• [TASK STATEMENT]
Check each line of the material. Copy those containing "icon".

-------- DATA TO EXAMINE --------

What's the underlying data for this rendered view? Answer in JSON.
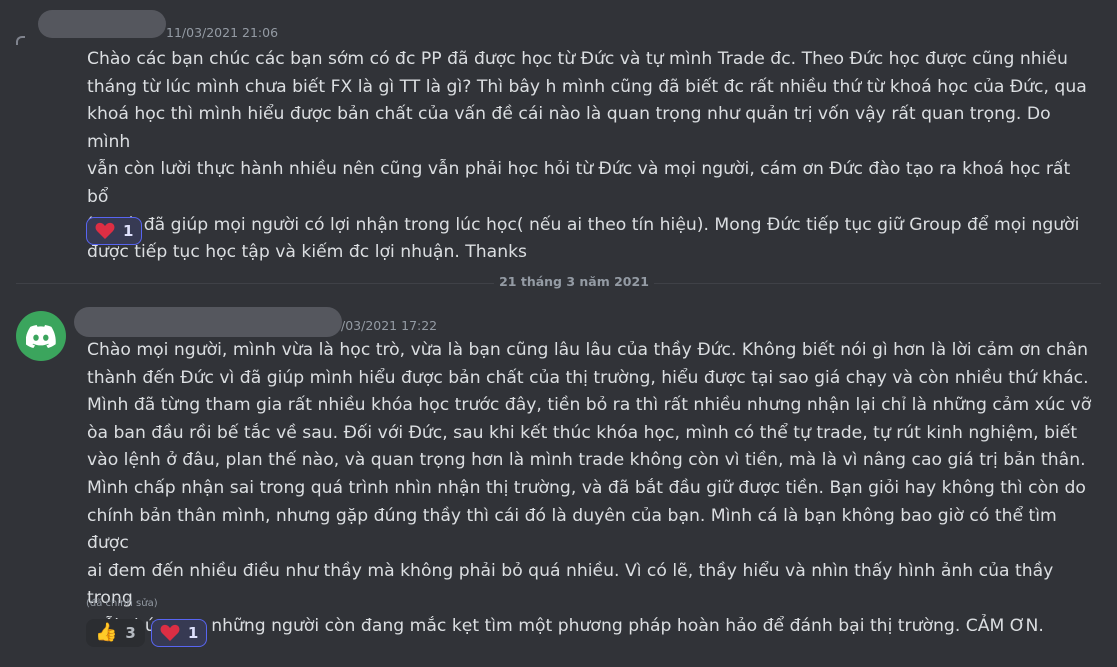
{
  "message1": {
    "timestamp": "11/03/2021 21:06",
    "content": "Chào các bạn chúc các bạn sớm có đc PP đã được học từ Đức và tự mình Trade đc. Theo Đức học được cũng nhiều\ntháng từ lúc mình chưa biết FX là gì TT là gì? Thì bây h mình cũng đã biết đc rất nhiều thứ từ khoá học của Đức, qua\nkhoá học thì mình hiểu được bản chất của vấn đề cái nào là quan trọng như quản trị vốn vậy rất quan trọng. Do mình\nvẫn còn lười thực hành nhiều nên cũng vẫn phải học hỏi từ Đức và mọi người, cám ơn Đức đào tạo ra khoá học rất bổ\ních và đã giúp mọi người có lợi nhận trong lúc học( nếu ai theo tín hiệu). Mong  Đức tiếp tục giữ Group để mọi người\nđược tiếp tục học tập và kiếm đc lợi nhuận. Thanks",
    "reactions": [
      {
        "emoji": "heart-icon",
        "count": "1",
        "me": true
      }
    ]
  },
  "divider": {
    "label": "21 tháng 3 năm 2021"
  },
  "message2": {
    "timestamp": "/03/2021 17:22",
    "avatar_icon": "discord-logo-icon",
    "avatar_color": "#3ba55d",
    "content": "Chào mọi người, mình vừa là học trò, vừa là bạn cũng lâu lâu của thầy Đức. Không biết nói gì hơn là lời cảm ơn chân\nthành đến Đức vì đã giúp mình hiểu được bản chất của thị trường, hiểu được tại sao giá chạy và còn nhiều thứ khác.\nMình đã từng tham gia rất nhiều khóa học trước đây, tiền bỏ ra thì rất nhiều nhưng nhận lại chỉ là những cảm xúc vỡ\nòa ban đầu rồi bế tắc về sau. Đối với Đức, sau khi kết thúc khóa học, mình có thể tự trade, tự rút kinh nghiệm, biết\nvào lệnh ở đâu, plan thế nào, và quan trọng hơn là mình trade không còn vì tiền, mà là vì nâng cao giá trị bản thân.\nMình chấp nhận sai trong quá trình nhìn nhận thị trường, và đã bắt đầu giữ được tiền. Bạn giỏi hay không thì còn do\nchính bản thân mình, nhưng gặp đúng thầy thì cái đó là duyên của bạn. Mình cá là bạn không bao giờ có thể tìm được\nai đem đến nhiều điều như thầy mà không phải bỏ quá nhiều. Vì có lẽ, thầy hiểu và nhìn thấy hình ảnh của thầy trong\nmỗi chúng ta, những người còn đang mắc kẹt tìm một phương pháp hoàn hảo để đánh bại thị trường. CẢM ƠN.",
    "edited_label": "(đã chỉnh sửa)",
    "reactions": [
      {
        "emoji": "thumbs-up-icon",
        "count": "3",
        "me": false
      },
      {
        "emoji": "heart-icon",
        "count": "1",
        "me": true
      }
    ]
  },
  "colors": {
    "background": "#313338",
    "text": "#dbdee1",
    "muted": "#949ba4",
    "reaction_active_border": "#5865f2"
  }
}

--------
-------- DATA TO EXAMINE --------

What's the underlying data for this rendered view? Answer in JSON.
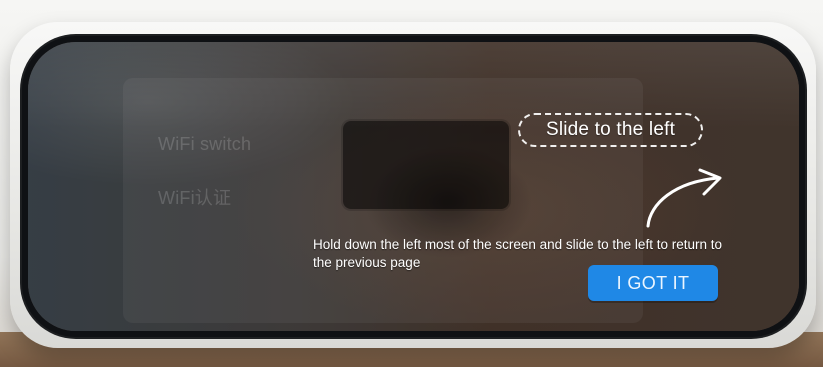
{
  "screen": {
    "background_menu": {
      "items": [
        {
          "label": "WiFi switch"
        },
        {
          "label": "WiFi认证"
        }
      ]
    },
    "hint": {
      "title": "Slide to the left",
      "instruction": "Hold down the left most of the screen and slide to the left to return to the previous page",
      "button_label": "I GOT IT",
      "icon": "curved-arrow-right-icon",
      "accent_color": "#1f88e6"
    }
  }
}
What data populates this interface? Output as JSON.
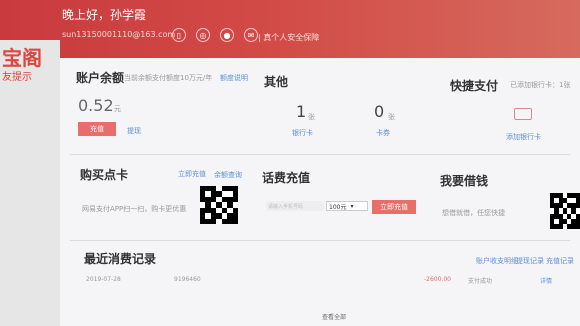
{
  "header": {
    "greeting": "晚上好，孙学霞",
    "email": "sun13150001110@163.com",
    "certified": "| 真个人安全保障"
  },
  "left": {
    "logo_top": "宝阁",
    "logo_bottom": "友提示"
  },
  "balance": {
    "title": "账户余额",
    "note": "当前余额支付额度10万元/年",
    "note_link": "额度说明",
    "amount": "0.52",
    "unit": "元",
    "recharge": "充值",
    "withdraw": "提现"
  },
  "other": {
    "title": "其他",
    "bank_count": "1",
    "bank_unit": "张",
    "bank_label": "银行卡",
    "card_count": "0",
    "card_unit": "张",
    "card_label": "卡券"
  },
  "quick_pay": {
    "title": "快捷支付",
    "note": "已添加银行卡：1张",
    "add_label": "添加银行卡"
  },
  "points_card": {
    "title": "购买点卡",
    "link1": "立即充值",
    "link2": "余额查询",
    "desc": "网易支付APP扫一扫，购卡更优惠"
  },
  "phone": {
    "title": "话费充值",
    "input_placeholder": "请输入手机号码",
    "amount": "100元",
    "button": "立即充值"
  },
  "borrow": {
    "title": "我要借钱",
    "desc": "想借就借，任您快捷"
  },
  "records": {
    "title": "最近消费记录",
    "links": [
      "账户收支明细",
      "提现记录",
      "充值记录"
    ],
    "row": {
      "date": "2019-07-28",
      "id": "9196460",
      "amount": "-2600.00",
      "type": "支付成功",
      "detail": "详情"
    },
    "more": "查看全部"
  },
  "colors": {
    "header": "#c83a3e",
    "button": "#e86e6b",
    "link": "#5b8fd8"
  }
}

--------

• [FINISHED TASK]
        "emoji": "heart-icon",
    "avatar_icon": "discord-logo-icon",
        "emoji": "thumbs-up-icon",
        "emoji": "heart-icon",
      "icon": "curved-arrow-right-icon",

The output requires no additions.